high dimensions, Chernoff bounds, generating functions, second order
Textbook: Mathematics for the Information Age by Ravi Kannan and John Hopcroft. The online version of the book can be accessed here. There are many different versions of the book online which may have different numbers for the chapter questions. Please refer to this version for correct HW questions.
For a tutoring session with one of our TAs, you can contact je236@cornell* or tsm78@cornell* and arrange a session. The session will focus on the course material and HWs.
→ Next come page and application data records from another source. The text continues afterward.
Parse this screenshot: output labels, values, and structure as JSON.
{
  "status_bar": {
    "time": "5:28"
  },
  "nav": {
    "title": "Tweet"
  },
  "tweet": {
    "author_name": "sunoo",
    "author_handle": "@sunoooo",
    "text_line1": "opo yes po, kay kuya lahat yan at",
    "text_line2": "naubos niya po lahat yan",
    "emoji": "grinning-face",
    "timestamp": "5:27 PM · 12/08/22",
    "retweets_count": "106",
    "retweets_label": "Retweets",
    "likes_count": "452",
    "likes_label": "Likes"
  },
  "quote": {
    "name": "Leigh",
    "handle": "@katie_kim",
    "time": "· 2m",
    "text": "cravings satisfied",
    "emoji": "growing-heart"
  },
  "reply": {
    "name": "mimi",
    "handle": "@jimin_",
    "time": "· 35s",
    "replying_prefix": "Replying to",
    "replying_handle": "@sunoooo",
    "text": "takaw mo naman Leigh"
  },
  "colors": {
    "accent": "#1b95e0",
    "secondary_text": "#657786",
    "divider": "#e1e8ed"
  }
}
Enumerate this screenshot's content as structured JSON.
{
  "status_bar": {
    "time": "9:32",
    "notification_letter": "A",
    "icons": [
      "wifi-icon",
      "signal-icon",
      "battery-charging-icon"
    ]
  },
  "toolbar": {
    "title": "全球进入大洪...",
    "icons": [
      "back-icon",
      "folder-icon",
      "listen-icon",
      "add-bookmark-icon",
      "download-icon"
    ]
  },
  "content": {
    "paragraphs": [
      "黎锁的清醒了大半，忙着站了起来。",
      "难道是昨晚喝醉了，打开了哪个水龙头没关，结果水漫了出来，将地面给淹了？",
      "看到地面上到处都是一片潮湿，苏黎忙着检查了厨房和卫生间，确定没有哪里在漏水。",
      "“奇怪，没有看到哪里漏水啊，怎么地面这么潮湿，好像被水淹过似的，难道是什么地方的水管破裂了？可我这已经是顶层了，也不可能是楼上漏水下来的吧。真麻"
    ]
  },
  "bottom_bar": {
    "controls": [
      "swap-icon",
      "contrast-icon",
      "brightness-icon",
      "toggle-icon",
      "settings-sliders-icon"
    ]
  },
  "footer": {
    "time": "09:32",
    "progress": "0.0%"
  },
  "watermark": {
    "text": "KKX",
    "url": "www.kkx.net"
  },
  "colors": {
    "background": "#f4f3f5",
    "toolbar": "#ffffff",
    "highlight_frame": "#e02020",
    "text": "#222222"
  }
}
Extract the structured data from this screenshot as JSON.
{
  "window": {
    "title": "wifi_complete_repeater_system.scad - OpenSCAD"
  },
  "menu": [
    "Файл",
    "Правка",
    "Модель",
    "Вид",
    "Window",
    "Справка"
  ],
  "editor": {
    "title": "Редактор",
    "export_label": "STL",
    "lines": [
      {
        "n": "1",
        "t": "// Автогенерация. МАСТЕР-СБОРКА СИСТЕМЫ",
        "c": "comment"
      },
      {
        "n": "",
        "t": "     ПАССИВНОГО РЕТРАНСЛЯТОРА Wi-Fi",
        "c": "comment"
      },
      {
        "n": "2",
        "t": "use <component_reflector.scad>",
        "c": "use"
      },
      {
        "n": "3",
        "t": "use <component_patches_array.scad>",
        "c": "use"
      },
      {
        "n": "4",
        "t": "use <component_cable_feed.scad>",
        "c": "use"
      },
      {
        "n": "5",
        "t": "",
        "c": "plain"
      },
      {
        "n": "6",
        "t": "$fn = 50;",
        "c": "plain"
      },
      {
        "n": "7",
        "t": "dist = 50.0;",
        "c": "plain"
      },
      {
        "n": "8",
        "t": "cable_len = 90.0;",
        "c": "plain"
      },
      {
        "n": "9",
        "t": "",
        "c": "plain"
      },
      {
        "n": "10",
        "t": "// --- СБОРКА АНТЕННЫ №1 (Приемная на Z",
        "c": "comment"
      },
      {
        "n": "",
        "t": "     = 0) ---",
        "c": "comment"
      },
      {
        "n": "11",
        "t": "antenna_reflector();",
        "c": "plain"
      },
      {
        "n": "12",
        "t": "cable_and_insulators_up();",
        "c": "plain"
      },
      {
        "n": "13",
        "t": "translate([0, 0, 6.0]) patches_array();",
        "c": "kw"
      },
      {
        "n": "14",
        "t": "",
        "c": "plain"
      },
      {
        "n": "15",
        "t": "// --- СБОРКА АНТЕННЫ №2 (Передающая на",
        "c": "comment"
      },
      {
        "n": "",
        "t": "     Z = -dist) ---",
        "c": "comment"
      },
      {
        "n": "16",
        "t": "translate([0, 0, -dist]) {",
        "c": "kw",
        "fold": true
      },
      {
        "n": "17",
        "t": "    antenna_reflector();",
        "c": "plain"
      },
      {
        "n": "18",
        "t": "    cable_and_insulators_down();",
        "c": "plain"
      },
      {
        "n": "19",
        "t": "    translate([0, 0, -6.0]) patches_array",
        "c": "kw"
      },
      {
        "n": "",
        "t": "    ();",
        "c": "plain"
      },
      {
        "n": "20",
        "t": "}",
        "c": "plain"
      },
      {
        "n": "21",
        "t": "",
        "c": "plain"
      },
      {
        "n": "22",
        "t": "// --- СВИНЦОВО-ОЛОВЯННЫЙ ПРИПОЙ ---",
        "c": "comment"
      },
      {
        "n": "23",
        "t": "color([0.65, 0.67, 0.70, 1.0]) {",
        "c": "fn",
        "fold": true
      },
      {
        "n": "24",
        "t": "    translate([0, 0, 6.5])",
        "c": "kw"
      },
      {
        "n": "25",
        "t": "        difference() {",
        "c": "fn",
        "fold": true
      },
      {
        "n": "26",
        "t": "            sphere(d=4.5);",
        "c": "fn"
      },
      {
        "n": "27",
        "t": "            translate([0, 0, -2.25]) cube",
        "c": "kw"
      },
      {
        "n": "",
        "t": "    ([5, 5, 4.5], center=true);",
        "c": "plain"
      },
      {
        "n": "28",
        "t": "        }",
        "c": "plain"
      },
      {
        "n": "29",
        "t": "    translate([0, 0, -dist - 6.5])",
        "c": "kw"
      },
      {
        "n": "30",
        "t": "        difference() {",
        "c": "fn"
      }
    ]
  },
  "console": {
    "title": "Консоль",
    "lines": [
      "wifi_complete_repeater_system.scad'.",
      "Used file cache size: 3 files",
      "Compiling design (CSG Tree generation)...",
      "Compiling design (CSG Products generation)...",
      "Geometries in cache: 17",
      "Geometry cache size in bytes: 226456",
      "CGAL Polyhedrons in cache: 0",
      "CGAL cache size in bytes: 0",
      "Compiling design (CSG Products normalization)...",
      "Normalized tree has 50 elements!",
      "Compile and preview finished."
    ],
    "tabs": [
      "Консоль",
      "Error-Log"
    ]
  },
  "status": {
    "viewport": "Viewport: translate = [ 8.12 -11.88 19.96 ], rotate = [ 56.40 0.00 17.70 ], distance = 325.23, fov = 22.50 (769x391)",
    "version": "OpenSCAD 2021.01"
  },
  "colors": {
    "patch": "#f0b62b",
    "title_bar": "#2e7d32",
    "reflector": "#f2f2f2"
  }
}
Homework: Questions for the HWs are from Kannan/Hopcroft textbook (see above). Students are encouraged to work together but each must submit his own HW (written in his own words). The only requirement is that you understand everything you turn in. You must show all your work to receive substantial credit. These include all the relevant part of your code for the coding questions and the assumptions you made/parameters you used that were not specified in the question text. You are expected to type your solutions (i.e. no handwriting) and electronically submit to CMS.
HW 1: 2.1 2.7 2.8 2.10 2.11 2.12, due Wednesday 01/29
HW 2: 2.19, 2.20, 2.25, 2.33, 2.38, and 2.42 due Wednesday 02/05
HW 3: 2.49, 2.56, 2.57, 2.60, 2.64, and 3.2 due Wednesday 02/12
HW 4: 3.7, 3.8, 3.10, and 3.13 due Friday 02/21
HW 5: 3.21, 3.28 and 3.42; Extra Credit 3.19, 3.20, and 3.43 due Friday 02/28
In 3.19 you do not need to give the second moment arguement that technically is required.
HW 6: 4.4, 4.5, 4.7, 4.9 due Friday 03/07
HW 7: 4.10, 4.13, 4.15, 4.18 and 4.31 due Wednesday 3/12
HW 8: 4.35, 4.36, 5.2, 5.4, and 5.6 due Wednesday 3/19
HW 9 5.25, 5.29, 5.30, 5.33, and 5.51due Wednesday 3/26
HW 10 6.4, 6.5, 6.13, 6.14, 6.20, and 6.21due Wednesday April 9
HW 11 6.22, 6.24, 6.25, 6.27, 6.28, 6.33 due Wednesday April 16
HW 12 10.1, 10.5, 10.11, and 10.15 due Wednesday April 23
HW 14 7.7, 7.8, 7.20, 7.25, 9.1 due Wednesday May 7
Professor: John Hopcroft -- email@example.com*
PhD TAs:: Daniel Freund-- df365@cornell*, Mevlana C. Gemici-- firstname.lastname@example.org*
UGrad TAs: Akilesh Potti-- avp39@cornell*, Chris Liu-- cl587@cornell*, Horace Pan-- hp264@cornell*, Jung Hyun Eun-- je236@cornell*, Jane Yu-- jy429@cornell*, Toshihiro Noguchi-- tn229@cornell*, Timothy Murray-- tsm78@cornell*, Wenhai Yang-- wy83@cornell*, Xue Wang-- xw92@cornell*, Xiaoyue Guo-- xg55@cornell*, Yanbin Feng-- yf225@cornell*
Please email your questions regarding the course material to Daniel Freund: df365@cornell*. We will do our best to answer them in our own time.
This course follows the Cornell University Code of Academic Integrity. Each student in this course is expected to abide by the Cornell University Code of Academic Integrity. Any work submitted by a student in this course for academic credit will be the student's own work. Violations of the rules (e.g. cheating, copying) will not be tolerated.